Holden was under contract jointly to Columbia and Paramount at the time of Texas, making $125 a week. He didn't want to do this film because he felt he wasn't being paid enough, and he balked. After being placed on suspension, he eventually changed his mind and reported back for work.
According to the Holden biography Golden Boy by Bob Thomas, Texas director George Marshall enjoyed goading Ford and Holden to compete with each other and perform their own stunts. Marshall would tell each actor individually that the other had already agreed to do the stunt, and usually the ploy worked. One day, the stunt in question was a deceptively tricky one - the actors had to swim their horses across a lake. After Ford and Holden agreed to do it, they conferred with each other and discovered that neither had ever done it before. They approached a stunt man, who said, "You guys are crazy to do something like that. If your horses fall over in the water, they'll kick you to death." Nonetheless he offered some pointers, which author Bob Thomas recounted as: "Don't try to lead the horse, just let it swim. Lean back, hold onto the mane and the pommel.
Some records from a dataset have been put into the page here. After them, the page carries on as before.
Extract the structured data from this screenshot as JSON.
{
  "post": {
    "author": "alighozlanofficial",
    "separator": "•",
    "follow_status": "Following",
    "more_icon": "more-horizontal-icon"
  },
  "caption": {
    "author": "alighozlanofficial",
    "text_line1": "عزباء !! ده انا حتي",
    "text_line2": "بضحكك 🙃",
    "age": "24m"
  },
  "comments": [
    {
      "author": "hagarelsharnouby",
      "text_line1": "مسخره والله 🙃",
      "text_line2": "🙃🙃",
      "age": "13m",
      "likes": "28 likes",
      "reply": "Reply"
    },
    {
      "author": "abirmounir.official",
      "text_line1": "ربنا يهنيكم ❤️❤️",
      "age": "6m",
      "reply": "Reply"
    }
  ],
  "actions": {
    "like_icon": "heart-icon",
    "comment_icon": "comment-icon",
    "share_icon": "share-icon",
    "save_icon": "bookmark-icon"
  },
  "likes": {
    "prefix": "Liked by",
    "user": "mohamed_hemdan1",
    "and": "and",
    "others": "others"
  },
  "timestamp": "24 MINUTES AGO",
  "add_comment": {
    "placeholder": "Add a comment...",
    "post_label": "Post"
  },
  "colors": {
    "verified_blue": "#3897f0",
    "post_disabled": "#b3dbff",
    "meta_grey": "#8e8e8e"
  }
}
Hope to God your horse is a good swimmer."
It was good advice - Ford and Holden managed the stunt just fine.
Producer: Samuel BischoffDirector: George MarshallScreenplay: Michael Blankfort, Lewis Meltzer, Horace McCoy
Cinematography: George Meehan
Film Editing: William Lyon
Art Direction: Lionel Banks
Music: Sidney Cutner, Ross DiMaggio, Carmen Dragon
Cast: William Holden (Dan Thomas), Glenn Ford (Tod Ramsey), Claire Trevor (Mike King), George Bancroft (Windy Miller), Edgar Buchanan (Buford Thorpe), Don Beddoe (Sheriff).
by Jeremy Arnold